-- Task details --
Set the data down again, exactly as it reads, but without the pictures.

-- Collected data entries --
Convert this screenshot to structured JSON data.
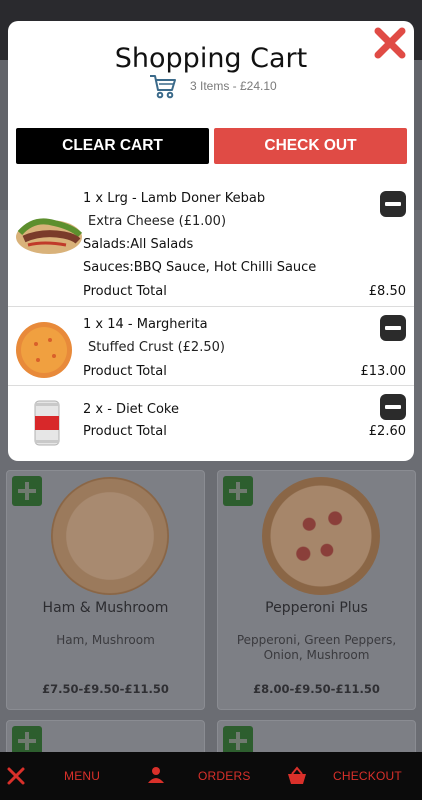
{
  "modal": {
    "title": "Shopping Cart",
    "summary": "3 Items - £24.10",
    "clear_label": "CLEAR CART",
    "checkout_label": "CHECK OUT"
  },
  "items": [
    {
      "title": "1 x Lrg - Lamb Doner Kebab",
      "extra": "Extra Cheese (£1.00)",
      "salads_label": "Salads:",
      "salads_value": "All Salads",
      "sauces_label": "Sauces:",
      "sauces_value": "BBQ Sauce, Hot Chilli Sauce",
      "total_label": "Product Total",
      "total_value": "£8.50"
    },
    {
      "title": "1 x 14 - Margherita",
      "extra": "Stuffed Crust (£2.50)",
      "total_label": "Product Total",
      "total_value": "£13.00"
    },
    {
      "title": "2 x - Diet Coke",
      "total_label": "Product Total",
      "total_value": "£2.60"
    }
  ],
  "products": [
    {
      "name": "Ham & Mushroom",
      "desc": "Ham, Mushroom",
      "price": "£7.50-£9.50-£11.50"
    },
    {
      "name": "Pepperoni Plus",
      "desc": "Pepperoni, Green Peppers, Onion, Mushroom",
      "price": "£8.00-£9.50-£11.50"
    }
  ],
  "nav": {
    "menu": "MENU",
    "orders": "ORDERS",
    "checkout": "CHECKOUT"
  },
  "colors": {
    "accent": "#e04b45",
    "nav_text": "#d9302a",
    "close": "#e04b45"
  }
}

-- Answer to the exercise --
Convert this screenshot to structured JSON data.
{
  "modal": {
    "title": "Shopping Cart",
    "summary": "3 Items - £24.10",
    "clear_label": "CLEAR CART",
    "checkout_label": "CHECK OUT"
  },
  "items": [
    {
      "title": "1 x Lrg - Lamb Doner Kebab",
      "extra": "Extra Cheese (£1.00)",
      "salads_label": "Salads:",
      "salads_value": "All Salads",
      "sauces_label": "Sauces:",
      "sauces_value": "BBQ Sauce, Hot Chilli Sauce",
      "total_label": "Product Total",
      "total_value": "£8.50"
    },
    {
      "title": "1 x 14 - Margherita",
      "extra": "Stuffed Crust (£2.50)",
      "total_label": "Product Total",
      "total_value": "£13.00"
    },
    {
      "title": "2 x - Diet Coke",
      "total_label": "Product Total",
      "total_value": "£2.60"
    }
  ],
  "products": [
    {
      "name": "Ham & Mushroom",
      "desc": "Ham, Mushroom",
      "price": "£7.50-£9.50-£11.50"
    },
    {
      "name": "Pepperoni Plus",
      "desc": "Pepperoni, Green Peppers, Onion, Mushroom",
      "price": "£8.00-£9.50-£11.50"
    }
  ],
  "nav": {
    "menu": "MENU",
    "orders": "ORDERS",
    "checkout": "CHECKOUT"
  },
  "colors": {
    "accent": "#e04b45",
    "nav_text": "#d9302a",
    "close": "#e04b45"
  }
}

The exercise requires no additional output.